After basic training he managed to rent a room in 12, Moray Street, Lossiemouth and Iris went to join him. Opposite them was Ramsey MacDonald's house. A year later Iris found she was pregnant and said if she had a boy she would call him Malcolm, after the Scottish brogue way of saying Malcolm.
Iris returned to South East London in 1941 to be nearer her mother and gave birth to Malcolm in Stone Park Hospital, Elmers End, Beckenham, Kent on 5th October 1941. Fred remained in Scotland and was notified of his son's birth by telegram. We have a photo of Malcolm with his father in his Cameronian uniform when he was aged about 5 months.
Fred and Malcom
We think Frederick must have applied for the Parachute Regiment, who were based in Salisbury in 1942, to be nearer his wife, Iris and baby son.
Eventually it was the time for the invasion, where the Parachute Regiment were tasked to defend Pegasus Bridge.
Frederick Jackson, sitting 3rd left, ready to go to Normandy
Sandra remembers Iris recalling how she had a flat in Westbourne Drive, Forest Hill for when Fred came home on leave. But when the bombing intensified she and her now small child, Malcolm, went to stay with her parents in Beckenham, Kent. One day she returned to the flat where she and Fred lived to collect any post that might have arrived while staying at her parents.

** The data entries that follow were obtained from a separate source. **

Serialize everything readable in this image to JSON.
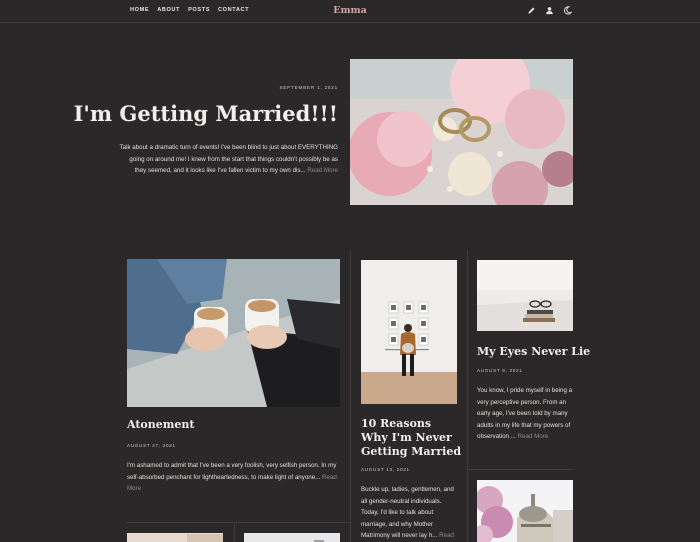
{
  "nav": {
    "items": [
      "HOME",
      "ABOUT",
      "POSTS",
      "CONTACT"
    ]
  },
  "brand": "Emma",
  "icons": [
    "pencil-icon",
    "user-icon",
    "moon-icon"
  ],
  "hero": {
    "date": "SEPTEMBER 1, 2021",
    "title": "I'm Getting Married!!!",
    "excerpt": "Talk about a dramatic turn of events! I've been blind to just about EVERYTHING going on around me! I knew from the start that things couldn't possibly be as they seemed, and it looks like I've fallen victim to my own dis...",
    "more": "Read More"
  },
  "posts": [
    {
      "title": "Atonement",
      "date": "AUGUST 27, 2021",
      "excerpt": "I'm ashamed to admit that I've been a very foolish, very selfish person. In my self-absorbed penchant for lightheartedness, to make light of anyone...",
      "more": "Read More"
    },
    {
      "title": "10 Reasons Why I'm Never Getting Married",
      "date": "AUGUST 13, 2021",
      "excerpt": "Buckle up, ladies, gentlemen, and all gender-neutral individuals. Today, I'd like to talk about marriage, and why Mother Matrimony will never lay h...",
      "more": "Read More"
    },
    {
      "title": "My Eyes Never Lie",
      "date": "AUGUST 9, 2021",
      "excerpt": "You know, I pride myself in being a very perceptive person. From an early age, I've been told by many adults in my life that my powers of observation ...",
      "more": "Read More"
    }
  ]
}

To her shock, the flat had been bombed. A wardrobe was holding up part of the wall and amongst the debris, dust and rubble was an unopened letter. Iris opened the envelope only to read her husband, Frederick Jackson, had been killed on 6th June 1944 and was buried in Benouville Churchyard, Normandy. It was then her world forever fell apart.

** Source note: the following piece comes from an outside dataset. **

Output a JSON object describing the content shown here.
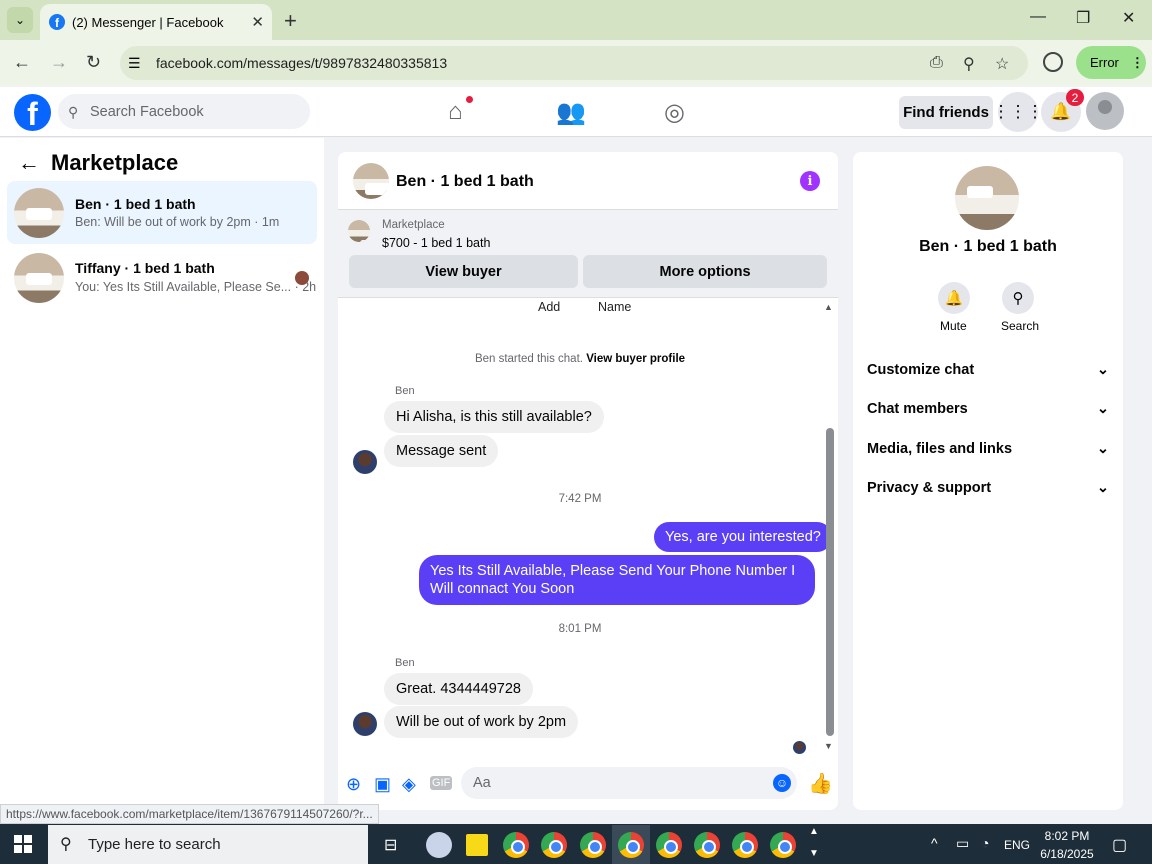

Malcolm and his mother returned many times after the war on the 6th June to Benouville. One time they met an ex-paratrooper, Eddy Gurney, who showed us where Frederick Jackson had been fighting and said he had volunteered to take 23 prisoners who had been captured that day back to Headquarters for interrogation, then to return. It is believed that around 2pm Frederick Jackson was killed by a sniper's bullet.

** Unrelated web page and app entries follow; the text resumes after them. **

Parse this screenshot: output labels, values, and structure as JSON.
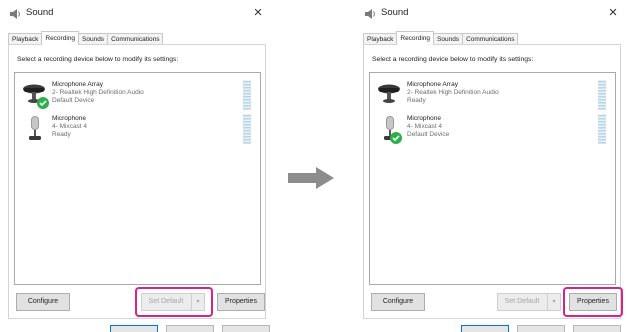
{
  "colors": {
    "accent": "#0078d7",
    "highlight": "#d4238c",
    "check": "#2eaf4b",
    "arrow": "#8c8c8c"
  },
  "icons": [
    "speaker-icon",
    "close-icon",
    "microphone-array-icon",
    "microphone-icon",
    "green-check-icon",
    "level-meter",
    "dropdown-arrow-icon",
    "right-arrow-icon"
  ],
  "before": {
    "title": "Sound",
    "close": "×",
    "tabs": [
      "Playback",
      "Recording",
      "Sounds",
      "Communications"
    ],
    "active_tab": "Recording",
    "instruction": "Select a recording device below to modify its settings:",
    "devices": [
      {
        "name": "Microphone Array",
        "line2": "2- Realtek High Definition Audio",
        "status": "Default Device",
        "default": true
      },
      {
        "name": "Microphone",
        "line2": "4- Mixcast 4",
        "status": "Ready",
        "default": false
      }
    ],
    "buttons": {
      "configure": "Configure",
      "set_default": "Set Default",
      "set_default_arrow": "▾",
      "properties": "Properties"
    },
    "highlighted": "set-default"
  },
  "after": {
    "title": "Sound",
    "close": "×",
    "tabs": [
      "Playback",
      "Recording",
      "Sounds",
      "Communications"
    ],
    "active_tab": "Recording",
    "instruction": "Select a recording device below to modify its settings:",
    "devices": [
      {
        "name": "Microphone Array",
        "line2": "2- Realtek High Definition Audio",
        "status": "Ready",
        "default": false
      },
      {
        "name": "Microphone",
        "line2": "4- Mixcast 4",
        "status": "Default Device",
        "default": true
      }
    ],
    "buttons": {
      "configure": "Configure",
      "set_default": "Set Default",
      "set_default_arrow": "▾",
      "properties": "Properties"
    },
    "highlighted": "properties"
  }
}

My husband, Malcolm, was only 2 years and 8 months old when his father was killed. His mother had to work as there was no benefits in those days, so Malcolm was looked after by his grandmother, Iris' mother, who had had 8 children herself.
Due to his age he wasn't told what had happened to his father but it was when my husband was 5, walking to school with another boy, Terry Wight, that Terry said, "You are like me, your Dad got killed by Germans." When my husband got home, he told his mother what Terry had said and his mother confirmed to Malcolm his father was dead.
Malcolm and Iris returned many times to Normandy to visit Fred's grave. On one visit Malcolm and Iris felt very honoured to be invited by Madam Gondree to stay overnight at her house, the first to be liberated by Pegusus Bridge on D-Day.
Iris and Malcom by Fredrick's grave
Frederick Jackson's mother, Louise, never, ever, fully recovered from the deaths of her husband and son being killed in both World Wars. And Iris died in 2015, aged 94, having never remarried. Fred's name was added to her gravestone. In September 2022,we went to Benouville and placed some soil from around Iris headstone around his gravestone. We then took some soil from around Fred's gravestone, and put it around Iris' headstone on the Isle of Wight the next day, which was her birthday to unite them again.
Iris' grandchildren beside her grave
Malcom has thought every day of his father and missed him terribly, having not known him. He thought he, and all the others, were such brave men to rid the world of the evil Nazi regime. So, on 6th June 2023, Malcolm, aged 81, honoured his father by doing a parachute jump in his memory, arranged by his daughter, Michelle, as it something he had been wanting to do for a number of years.
He wore his dad's dog tags for the jump and plans to jump next year with his daughter, Michelle, to mark the 80th anniversary of D-Day.
British Normandy Memorial - Additional Information
Ramsay MacDonald was a member of the Labour Party and then its leader and in 1924 became the first Labour Prime Minister.
Army • LANCE CORPORAL
DIED 06 June 1944
SERVICE NO. 3253029